ASSIGNED TASK: Nothing but a number should be given: how many lines of the records include "source"?
>>>>>
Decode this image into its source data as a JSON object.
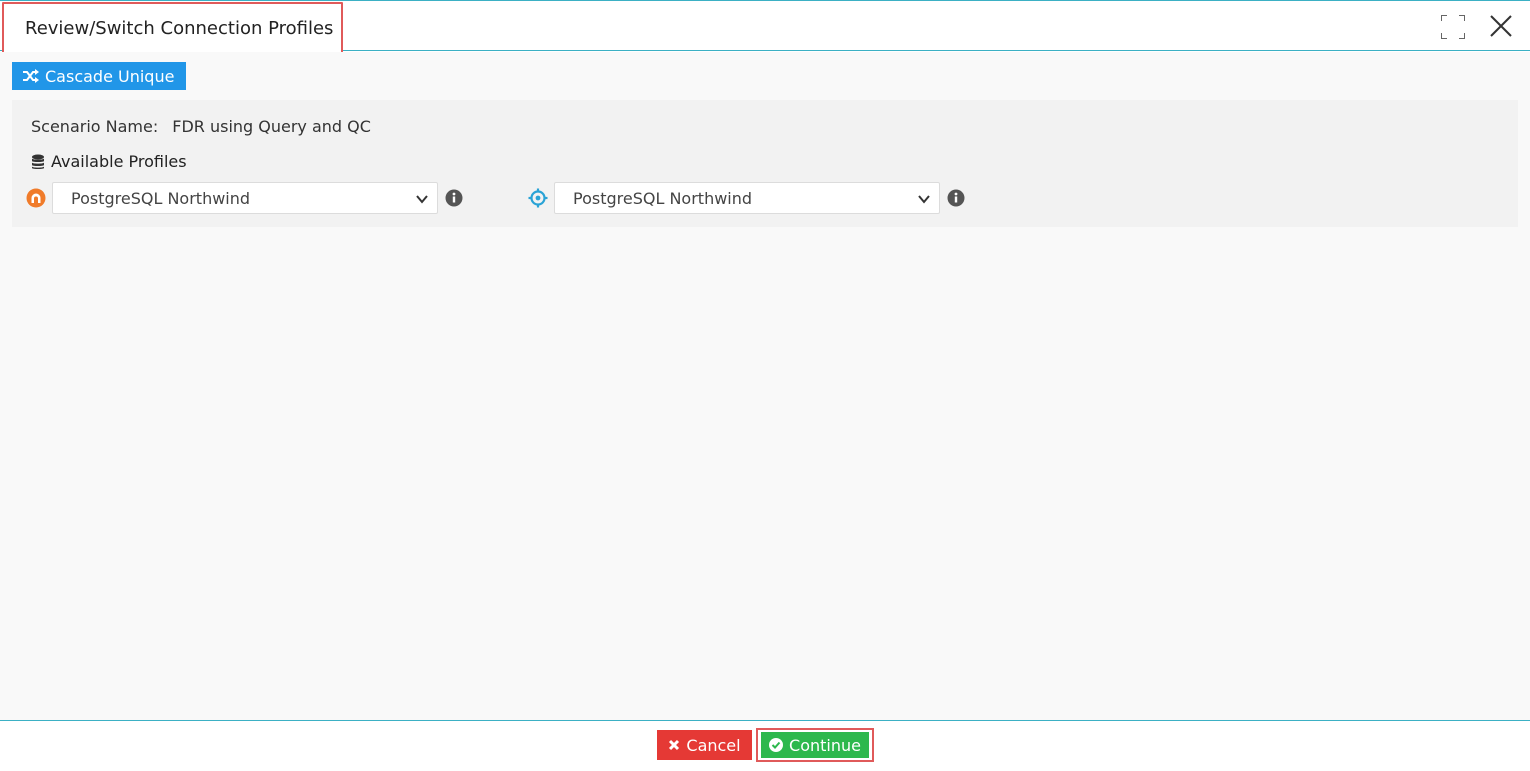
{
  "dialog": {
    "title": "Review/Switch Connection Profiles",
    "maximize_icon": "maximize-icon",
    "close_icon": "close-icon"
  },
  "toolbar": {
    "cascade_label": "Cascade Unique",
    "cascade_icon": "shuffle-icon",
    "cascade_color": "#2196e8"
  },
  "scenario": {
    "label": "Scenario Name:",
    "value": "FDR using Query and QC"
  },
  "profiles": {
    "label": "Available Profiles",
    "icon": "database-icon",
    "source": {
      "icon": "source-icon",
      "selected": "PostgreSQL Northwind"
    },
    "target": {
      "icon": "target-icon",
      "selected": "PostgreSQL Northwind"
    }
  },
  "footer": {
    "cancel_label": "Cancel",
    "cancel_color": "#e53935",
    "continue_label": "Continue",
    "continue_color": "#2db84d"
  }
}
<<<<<
RESULT BELOW: 3